This blog was written on May 19, 2013 and was re-published a few weeks after the 2022 elections.
12 noon, Election Day, May 13, 2013.
I’ve been in line for almost two (2) hours waiting with about 40 other people to vote at our election precinct at the elementary school at Mandaluyong City, Manila, Philippines.
I sit uncomfortably in a chair and desk made for perhaps a 7-year old child inside a classroom that serves as a holding room for waiting voters. It’s hot and humid and most of the electric fans aren’t working. It doesn’t help my shorts has a gaping hole thanks to a hidden nail on the desk that I didn’t notice till it was too late.

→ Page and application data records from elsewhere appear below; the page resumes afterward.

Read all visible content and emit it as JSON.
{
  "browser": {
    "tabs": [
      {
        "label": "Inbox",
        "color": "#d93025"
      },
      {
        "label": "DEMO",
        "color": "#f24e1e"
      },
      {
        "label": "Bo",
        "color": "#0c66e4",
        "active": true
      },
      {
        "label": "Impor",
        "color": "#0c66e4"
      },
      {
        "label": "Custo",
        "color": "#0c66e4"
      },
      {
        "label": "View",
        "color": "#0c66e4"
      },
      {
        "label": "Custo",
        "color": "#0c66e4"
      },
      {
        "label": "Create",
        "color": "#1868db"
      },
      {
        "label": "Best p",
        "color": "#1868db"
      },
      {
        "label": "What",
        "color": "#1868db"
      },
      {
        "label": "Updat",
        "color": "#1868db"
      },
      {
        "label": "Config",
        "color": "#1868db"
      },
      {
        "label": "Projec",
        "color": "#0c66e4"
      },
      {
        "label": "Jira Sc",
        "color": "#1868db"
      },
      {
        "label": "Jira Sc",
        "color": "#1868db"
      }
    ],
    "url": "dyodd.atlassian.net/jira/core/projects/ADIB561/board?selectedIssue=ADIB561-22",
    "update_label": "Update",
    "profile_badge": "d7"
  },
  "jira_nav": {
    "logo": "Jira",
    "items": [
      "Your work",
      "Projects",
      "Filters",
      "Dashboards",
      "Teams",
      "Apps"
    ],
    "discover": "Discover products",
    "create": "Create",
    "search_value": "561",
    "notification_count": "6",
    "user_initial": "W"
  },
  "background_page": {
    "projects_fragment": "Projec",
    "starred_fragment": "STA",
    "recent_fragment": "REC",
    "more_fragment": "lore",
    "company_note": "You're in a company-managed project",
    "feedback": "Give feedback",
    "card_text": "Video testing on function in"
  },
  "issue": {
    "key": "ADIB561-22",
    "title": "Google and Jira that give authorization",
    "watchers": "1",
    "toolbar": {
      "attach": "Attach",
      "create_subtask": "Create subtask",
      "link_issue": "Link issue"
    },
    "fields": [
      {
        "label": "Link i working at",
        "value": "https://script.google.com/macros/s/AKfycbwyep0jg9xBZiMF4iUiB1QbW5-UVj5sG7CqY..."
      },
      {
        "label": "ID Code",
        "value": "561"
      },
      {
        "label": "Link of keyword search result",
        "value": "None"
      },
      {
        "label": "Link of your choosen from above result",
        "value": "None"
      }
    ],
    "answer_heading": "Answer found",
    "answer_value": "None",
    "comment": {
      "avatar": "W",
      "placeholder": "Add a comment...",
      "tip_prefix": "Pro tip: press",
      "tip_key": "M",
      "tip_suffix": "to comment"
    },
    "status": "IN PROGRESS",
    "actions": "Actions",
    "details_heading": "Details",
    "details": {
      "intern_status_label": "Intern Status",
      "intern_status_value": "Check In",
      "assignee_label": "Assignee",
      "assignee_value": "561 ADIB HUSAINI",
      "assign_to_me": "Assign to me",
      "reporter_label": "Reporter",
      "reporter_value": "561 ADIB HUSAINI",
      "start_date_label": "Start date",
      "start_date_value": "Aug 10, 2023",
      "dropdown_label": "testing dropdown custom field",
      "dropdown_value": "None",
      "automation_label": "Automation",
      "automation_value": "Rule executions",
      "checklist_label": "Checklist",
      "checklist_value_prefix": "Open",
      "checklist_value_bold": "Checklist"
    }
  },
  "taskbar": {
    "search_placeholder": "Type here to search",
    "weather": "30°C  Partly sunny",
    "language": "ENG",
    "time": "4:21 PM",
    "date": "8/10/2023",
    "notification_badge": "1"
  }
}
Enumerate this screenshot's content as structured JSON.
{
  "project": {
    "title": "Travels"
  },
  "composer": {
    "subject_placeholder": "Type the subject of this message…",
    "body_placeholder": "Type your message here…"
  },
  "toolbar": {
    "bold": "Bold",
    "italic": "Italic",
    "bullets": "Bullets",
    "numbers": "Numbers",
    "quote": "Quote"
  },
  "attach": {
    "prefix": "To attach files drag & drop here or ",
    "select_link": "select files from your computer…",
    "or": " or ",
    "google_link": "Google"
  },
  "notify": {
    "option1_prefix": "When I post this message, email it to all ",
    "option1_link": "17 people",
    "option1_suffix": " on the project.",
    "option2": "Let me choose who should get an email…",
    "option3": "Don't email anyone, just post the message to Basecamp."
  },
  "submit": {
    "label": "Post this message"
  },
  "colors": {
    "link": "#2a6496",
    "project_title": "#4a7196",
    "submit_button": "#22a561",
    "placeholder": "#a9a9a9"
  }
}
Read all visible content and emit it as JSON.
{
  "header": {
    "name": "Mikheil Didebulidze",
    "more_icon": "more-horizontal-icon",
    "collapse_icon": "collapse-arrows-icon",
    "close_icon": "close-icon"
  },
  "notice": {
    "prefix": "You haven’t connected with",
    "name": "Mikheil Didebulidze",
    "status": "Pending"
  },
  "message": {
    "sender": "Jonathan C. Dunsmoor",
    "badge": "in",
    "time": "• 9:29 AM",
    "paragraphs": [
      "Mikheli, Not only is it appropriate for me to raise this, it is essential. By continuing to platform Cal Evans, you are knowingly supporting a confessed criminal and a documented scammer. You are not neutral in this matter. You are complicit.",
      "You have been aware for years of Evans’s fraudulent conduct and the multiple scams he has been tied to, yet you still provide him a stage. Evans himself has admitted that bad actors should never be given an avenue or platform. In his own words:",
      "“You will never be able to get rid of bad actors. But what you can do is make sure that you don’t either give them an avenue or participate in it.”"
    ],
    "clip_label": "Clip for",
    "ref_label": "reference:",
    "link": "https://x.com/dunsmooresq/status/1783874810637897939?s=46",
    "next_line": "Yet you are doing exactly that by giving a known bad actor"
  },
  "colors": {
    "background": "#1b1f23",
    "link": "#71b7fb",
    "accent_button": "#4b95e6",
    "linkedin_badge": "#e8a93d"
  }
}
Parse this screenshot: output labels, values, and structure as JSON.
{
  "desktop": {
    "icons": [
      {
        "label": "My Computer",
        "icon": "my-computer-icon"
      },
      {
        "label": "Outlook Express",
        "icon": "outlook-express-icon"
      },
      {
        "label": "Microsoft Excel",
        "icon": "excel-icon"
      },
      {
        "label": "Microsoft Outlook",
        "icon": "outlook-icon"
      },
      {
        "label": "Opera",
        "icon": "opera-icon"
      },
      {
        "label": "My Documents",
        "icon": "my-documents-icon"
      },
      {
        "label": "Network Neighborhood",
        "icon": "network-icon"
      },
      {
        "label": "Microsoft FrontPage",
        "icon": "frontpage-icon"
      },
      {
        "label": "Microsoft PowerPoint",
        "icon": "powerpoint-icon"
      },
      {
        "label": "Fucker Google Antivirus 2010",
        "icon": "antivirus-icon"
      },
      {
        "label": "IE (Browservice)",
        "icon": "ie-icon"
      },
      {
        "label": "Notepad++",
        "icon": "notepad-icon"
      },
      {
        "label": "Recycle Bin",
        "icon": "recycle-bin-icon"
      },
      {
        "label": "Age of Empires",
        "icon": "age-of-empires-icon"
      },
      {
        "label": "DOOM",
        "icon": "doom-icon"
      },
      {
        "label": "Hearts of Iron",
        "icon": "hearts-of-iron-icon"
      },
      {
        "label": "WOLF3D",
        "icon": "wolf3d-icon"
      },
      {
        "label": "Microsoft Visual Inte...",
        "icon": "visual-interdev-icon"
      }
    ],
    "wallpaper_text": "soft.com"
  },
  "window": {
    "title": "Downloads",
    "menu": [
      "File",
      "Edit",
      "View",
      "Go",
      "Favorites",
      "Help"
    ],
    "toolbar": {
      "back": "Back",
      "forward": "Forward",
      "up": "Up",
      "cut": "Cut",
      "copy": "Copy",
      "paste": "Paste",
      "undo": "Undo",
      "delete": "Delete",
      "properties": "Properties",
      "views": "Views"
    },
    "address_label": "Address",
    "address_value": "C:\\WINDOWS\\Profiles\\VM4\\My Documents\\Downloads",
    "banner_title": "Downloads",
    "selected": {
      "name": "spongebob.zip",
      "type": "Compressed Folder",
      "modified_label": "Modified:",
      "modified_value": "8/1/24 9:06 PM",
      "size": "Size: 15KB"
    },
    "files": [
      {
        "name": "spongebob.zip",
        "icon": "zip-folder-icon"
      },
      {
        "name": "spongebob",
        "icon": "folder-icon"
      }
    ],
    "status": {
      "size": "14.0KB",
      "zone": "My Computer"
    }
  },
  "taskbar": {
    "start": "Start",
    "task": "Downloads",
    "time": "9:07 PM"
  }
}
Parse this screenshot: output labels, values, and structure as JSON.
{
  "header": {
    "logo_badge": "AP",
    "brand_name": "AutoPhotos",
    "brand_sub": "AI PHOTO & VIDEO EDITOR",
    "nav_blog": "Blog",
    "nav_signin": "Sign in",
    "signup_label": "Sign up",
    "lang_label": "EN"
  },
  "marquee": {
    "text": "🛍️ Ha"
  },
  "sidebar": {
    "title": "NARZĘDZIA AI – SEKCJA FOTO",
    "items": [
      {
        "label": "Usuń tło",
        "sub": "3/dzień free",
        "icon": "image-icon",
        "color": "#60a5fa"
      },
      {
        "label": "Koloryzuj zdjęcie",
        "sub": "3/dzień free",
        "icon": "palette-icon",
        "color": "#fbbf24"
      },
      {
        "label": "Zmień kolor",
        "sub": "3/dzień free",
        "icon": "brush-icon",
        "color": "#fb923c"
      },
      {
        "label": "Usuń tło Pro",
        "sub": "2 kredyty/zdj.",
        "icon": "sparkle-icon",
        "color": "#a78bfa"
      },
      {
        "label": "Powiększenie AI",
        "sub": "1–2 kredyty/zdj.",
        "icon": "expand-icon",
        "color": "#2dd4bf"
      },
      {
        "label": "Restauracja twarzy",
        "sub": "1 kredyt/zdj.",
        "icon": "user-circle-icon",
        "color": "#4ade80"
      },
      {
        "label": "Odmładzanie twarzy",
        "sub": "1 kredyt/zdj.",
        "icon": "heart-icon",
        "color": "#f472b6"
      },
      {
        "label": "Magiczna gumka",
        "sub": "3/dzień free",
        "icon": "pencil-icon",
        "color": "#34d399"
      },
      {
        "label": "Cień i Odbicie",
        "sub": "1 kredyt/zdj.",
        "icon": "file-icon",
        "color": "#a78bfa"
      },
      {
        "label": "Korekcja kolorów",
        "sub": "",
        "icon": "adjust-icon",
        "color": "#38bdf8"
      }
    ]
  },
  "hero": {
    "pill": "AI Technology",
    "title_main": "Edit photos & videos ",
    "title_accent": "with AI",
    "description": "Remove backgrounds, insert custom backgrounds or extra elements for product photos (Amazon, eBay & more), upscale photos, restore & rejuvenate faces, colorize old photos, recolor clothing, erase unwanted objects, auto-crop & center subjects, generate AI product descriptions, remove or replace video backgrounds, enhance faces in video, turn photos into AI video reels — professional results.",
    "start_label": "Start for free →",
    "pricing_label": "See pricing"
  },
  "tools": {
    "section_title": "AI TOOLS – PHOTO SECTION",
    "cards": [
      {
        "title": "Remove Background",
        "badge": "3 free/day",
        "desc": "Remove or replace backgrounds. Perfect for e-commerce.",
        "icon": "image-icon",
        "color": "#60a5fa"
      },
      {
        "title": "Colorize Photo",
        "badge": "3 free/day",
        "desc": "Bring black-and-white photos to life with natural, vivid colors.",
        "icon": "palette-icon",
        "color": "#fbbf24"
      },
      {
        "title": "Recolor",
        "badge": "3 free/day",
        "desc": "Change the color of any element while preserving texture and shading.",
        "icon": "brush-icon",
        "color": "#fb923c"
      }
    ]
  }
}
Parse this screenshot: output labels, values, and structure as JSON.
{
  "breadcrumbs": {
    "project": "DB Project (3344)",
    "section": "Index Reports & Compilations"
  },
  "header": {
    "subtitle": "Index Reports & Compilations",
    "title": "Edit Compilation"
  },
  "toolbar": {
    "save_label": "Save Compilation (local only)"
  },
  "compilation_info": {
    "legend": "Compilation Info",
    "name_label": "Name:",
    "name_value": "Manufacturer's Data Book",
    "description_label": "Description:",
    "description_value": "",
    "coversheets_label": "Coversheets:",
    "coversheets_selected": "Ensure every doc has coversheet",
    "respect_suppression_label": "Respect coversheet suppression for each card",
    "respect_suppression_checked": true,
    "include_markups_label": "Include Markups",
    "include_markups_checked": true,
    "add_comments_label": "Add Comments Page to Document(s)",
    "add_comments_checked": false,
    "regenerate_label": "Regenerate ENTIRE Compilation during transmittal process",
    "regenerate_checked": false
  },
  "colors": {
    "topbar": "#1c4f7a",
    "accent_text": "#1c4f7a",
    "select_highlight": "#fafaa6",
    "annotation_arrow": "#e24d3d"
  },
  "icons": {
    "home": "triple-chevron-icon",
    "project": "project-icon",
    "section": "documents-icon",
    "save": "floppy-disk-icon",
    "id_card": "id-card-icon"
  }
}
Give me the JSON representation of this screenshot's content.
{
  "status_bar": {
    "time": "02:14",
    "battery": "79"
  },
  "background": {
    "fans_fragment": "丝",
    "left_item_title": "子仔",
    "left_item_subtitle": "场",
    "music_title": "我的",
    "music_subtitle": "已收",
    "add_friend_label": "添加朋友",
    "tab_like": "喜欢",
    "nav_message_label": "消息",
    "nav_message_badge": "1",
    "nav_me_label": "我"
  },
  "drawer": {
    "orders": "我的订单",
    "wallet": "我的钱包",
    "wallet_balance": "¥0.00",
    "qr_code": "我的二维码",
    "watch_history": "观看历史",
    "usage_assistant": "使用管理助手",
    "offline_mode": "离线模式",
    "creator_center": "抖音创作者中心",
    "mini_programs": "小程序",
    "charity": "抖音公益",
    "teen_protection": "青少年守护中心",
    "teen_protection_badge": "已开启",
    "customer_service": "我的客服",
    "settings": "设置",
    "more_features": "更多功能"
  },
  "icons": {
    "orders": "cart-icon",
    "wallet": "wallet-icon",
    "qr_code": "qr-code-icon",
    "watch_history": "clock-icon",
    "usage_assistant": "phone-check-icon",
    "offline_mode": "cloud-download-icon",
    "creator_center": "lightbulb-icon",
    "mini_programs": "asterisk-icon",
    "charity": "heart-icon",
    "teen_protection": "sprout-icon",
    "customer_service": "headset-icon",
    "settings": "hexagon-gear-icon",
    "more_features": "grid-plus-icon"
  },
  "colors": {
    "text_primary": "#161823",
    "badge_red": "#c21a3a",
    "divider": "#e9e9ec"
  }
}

A teacher assigned as an election worker constantly barks at us to move forward as we were on a line outside the classroom that was slowly moving towards the voting area.
Six (6) years or two (2) elections ago, voting would take not more than a few minutes. There was no holding room and no line. I’d come into the precinct, sign up on the voters’ list, fill my ballot, punch it into the ballot box, and go. I’d have the rest of the day to myself as Election Day is always a holiday in the Philippines.
It no longer is like that. With the introduction of automated elections in 2010, practically everyone has to wait in line unless you’re a senior citizen, a person with disability, or an arrogant politician with bodyguards who can cut to the front.
The centrepiece of the automated elections is the Precinct Count Optical Scan Machine or PCOS for short. It’s a black machine that looks like a photocopier. After a voter signs in and fills his ballot, one would feed the custom-made ballot into the PCOS where one’s shaded choices would be scanned and stored, ready for transmission after voting ends later in the day.
It takes two hours to vote because there aren’t that many PCOS machines. The government, via the Commission on Elections or COMELEC for short, allocated several precincts to every PCOS machine. Whereas before, where one would vote inside a classroom exclusive for a single or couple of precincts, voters have to vote in a room designated for as many as seven to ten precincts. That has resulted to a significant increase in the number of voters in the same place I used to vote in.
This brings us back to my situation that election day morning. Even though about seven precincts, including the one I’m assigned to, were combined into one classroom, there were at most only three (3) public school teachers working as election coordinators. Teachers that used to man each of the seven individual precincts 6 years ago were not assigned correspondingly to the classroom which now hosted the same precincts. The COMELEC apparently thought that even though there were going to be more voters, a classroom with seven precincts could still be managed with three teachers.
It’s a downright misleading notion that just because a process is automated, one can do just as well or better with same or fewer resources. Well, the COMELEC can always argue that because of PCOS, the Philippine nation would now know the results within hours after voting ended. So what if I and a million others wasted two (2) hours waiting in line? It was a holiday and the economy wasn’t like to going lose any percentage points in gross domestic product or something, was it?
Anytime anybody spends time doing nothing like waiting in line, there is a waste. Time that could have been spent doing something other than nothing may not contribute to the economy significantly but it sure would contribute to the ever-so-many things there are to do. I lost time I could have otherwise spent for chores I could have done at home. Others lost time which they could have used with their families.
We see the same mindset in banks, utility companies, movie theatres, factories, retail stores, or just about every service business. Managers ignore the importance of time clients waste in waiting as the managers scrimp on service. We wait in traffic and we wait for the elevator at the office. We wait at bank teller machines and we wait at the grocery check-out line. We wait to order in what is supposed to be a fast-food restaurant! Every day, office workers who live in the suburbs waste four (4) hours commuting an average distance of about 16 kilometres to their work places in the business districts.
Many executives and political leaders don’t recognize the value of reducing waiting time. To them, improving service entails additional investment in manpower and equipment. And in the first place, many well-to-do executives or politicians don’t know what waiting is all about as more often than not, they are given special treatment from having their own private elevator or just by having the influence to get to the front of any line.
The irony is one can reduce waiting time without having to spend too much. At that election precinct where I voted, many voters didn’t know what precinct they belonged in. They or the teachers had to read through several lists to find out. The incumbent Mandaluyong mayor, Benhur Abalos, wisely mailed my precinct number a few days before the elections so when it was my turn to vote, I knew what and where I was supposed to go and I was able to quickly sign in and wait for my ballot. Others who for some reason didn’t know their precinct numbers wasted precious minutes looking through all of the lists, searching for where they were assigned to vote.
The line would have been much shorter if everyone knew their precinct numbers. Six years ago, before the automated elections, the voters’ lists were posted on the doors of classroom precincts. Anyone could simply just look their number up and knew what list to sign onto when their turn came to vote. [Voters’ lists were posted on precinct entrances in succeeding elections but some voters still couldn’t find their names. -Ed]. It would have been quick and easy. If the same was done this past election, perhaps a few million people wouldn’t have had to wait so long and waste precious time otherwise spent for better use.